The Form app is clean and well-designed. The devs did not load it up with excessive branding and crud, like most fitness apps these days. Everything is laid out exactly as you would expect it to be. There’s an activity feed showing your workouts alongside your friends’ sessions. And you can drill down to view a list of sets and rests, just like in Apple’s Activity app. But here, Form provides some additional metrics. Like your SWOLF score for each length — a stat that indicates the efficiency of your swimming style.
Only you can see the Form goggles display
I was initially a bit self-conscious about wearing Form Swim Goggles at my local pool. I remembered there was so much fuss about privacy surrounding Google Glass, that I thought people might react oddly to seeing a suspicious bulge on the side of my goggles. It looks like it could be a camera. But literally no one noticed.
Unless you look closely at them, Form Swim Goggles look just like regular ones. It’s true that the display mechanism and onboard computer stick out on one side, but it’s all reasonably compact and streamlined.
Great, but not perfect
Form Swim Goggles are awesome, but they’re not perfect. The biggest shortcoming currently is their lack of HealthKit support, meaning your workouts do not sync to Apple’s Health app. For many Cult of Mac readers, this will be a dealbreaker. But Form’s CEO, Dan Eisenhardt, assures me the company will add HealthKit support this fall.
There’s also no heart rate sensor, although personally I can never get this to work on my Apple Watch when I’m in the pool anyway.
The goggles are also arguably not ideal for triathlons.
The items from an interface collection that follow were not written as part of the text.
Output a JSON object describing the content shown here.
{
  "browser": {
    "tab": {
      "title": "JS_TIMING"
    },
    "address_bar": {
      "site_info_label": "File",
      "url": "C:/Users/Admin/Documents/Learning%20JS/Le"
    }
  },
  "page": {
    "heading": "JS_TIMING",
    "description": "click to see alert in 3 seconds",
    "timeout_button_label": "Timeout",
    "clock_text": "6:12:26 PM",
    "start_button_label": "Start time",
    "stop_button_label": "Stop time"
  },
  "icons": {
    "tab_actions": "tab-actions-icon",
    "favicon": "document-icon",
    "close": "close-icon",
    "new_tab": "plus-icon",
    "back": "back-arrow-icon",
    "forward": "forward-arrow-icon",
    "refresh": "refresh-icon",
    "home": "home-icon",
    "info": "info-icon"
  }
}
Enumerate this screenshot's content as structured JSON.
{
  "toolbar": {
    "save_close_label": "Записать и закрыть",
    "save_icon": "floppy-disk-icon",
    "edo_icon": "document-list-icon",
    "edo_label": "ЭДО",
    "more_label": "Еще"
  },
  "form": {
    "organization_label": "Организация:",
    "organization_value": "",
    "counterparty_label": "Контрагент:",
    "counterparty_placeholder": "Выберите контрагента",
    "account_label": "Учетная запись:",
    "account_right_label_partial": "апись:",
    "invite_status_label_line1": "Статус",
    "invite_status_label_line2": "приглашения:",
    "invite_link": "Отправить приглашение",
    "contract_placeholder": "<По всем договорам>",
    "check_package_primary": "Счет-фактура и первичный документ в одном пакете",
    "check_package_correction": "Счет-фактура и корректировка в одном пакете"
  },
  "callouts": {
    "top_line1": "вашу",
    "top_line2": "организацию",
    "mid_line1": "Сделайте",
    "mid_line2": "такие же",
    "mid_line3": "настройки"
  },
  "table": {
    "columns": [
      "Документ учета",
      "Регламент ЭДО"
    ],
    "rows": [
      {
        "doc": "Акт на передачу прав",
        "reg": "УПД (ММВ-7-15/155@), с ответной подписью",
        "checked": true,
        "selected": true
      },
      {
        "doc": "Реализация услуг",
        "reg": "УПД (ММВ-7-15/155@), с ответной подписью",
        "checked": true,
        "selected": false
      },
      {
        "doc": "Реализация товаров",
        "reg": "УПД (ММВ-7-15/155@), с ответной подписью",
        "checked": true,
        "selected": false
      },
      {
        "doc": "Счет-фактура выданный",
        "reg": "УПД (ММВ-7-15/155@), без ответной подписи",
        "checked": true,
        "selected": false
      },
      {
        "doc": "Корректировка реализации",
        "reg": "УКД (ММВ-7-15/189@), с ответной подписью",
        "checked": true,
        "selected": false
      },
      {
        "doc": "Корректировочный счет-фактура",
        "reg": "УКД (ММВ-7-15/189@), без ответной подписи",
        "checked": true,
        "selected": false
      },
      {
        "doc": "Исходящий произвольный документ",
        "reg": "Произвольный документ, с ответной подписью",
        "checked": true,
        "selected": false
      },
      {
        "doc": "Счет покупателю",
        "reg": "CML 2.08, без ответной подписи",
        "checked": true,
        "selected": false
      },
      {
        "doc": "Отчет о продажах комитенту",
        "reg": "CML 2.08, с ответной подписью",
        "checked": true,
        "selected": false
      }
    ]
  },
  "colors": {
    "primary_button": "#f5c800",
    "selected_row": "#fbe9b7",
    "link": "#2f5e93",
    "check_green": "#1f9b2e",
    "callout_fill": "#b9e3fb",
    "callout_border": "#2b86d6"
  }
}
Form Swim Goggles don’t support open-water swimming (no GPS), and can’t log running or cycling. (I mean, duh, they’re swim goggles!) So triathletes might choose to stick with Apple Watch.
Update: Form added support for HealthKit via an update to its companion app (version 1.2.0). That means you can sync swimming workouts with Apple’s Health app and they can contribute toward your Activity rings.
I finally see the point of AR
Whenever I see a demo of Apple’s ARKit, I think it looks pretty cool, but wonder if it’s actually all that useful. Form may have hit upon one of the few genuinely useful applications for AR. First off, everyone uses eyewear in the pool. Plus, you need to keep your hands free for swimming. And it’s useful to see real-time swimming stats. AR provides the perfect solution.
Form Swim Goggles give you real-time feedback you can actually see while you are swimming. That’s something I didn’t even realize I wanted or needed until I experienced it for myself.
For casual swimmers, Apple Watch is probably all you need. But for anyone who swims regularly, Form Swim Goggles look set to become a must-have gadget.
Buy from: Form